(What the task asks): What is the number of lines in these records with "value" in them? Answer with that number only.

(Recorded data):
+-------+

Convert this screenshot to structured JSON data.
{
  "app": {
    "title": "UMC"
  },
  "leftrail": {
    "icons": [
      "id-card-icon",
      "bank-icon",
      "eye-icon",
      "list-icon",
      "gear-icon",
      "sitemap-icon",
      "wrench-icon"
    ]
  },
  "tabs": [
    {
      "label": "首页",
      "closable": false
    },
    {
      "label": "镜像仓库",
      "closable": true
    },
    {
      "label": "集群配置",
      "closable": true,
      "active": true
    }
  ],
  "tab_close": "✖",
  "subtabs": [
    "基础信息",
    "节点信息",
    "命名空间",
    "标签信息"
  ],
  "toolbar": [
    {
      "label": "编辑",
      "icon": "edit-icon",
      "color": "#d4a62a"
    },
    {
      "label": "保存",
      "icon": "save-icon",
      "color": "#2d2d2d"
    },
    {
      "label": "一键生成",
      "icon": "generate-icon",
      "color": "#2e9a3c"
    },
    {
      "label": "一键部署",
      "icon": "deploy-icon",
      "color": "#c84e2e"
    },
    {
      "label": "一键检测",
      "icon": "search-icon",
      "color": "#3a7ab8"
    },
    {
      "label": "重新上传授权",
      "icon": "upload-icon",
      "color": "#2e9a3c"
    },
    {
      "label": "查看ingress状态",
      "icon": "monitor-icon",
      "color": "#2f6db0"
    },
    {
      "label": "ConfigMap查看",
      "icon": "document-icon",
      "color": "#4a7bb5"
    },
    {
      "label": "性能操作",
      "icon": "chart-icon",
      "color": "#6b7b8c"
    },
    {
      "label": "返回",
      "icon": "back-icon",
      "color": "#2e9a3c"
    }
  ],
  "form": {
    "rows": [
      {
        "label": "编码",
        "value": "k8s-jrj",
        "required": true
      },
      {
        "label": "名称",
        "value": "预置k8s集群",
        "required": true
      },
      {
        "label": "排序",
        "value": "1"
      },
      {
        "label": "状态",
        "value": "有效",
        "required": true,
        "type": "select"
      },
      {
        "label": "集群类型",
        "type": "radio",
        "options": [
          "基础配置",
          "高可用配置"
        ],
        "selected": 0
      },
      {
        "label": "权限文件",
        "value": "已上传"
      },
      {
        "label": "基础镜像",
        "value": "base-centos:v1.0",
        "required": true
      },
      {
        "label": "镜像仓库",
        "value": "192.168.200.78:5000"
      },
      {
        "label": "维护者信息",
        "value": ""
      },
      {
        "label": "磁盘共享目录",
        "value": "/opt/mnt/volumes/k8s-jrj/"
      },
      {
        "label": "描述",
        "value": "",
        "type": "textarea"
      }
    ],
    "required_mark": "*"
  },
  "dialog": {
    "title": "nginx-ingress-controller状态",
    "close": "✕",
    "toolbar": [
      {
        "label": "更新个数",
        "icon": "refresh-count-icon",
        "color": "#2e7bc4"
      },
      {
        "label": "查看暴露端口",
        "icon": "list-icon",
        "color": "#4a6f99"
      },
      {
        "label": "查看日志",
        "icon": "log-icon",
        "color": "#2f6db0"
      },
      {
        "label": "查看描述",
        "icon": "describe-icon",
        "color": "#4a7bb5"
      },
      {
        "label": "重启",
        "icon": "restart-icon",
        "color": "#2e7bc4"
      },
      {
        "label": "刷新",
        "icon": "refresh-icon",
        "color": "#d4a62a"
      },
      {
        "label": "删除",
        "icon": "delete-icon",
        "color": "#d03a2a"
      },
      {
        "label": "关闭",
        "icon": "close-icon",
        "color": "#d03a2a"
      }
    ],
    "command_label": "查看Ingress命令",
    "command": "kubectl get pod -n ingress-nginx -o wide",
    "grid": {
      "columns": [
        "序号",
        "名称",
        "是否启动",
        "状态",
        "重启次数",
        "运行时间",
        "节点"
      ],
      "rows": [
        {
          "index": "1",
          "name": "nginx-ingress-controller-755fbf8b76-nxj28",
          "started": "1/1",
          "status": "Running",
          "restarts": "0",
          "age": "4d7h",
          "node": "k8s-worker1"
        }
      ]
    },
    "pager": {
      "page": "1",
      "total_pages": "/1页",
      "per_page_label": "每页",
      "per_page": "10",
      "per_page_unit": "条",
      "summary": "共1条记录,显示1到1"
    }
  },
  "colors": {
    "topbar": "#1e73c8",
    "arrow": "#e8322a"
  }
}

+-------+

(Output): 10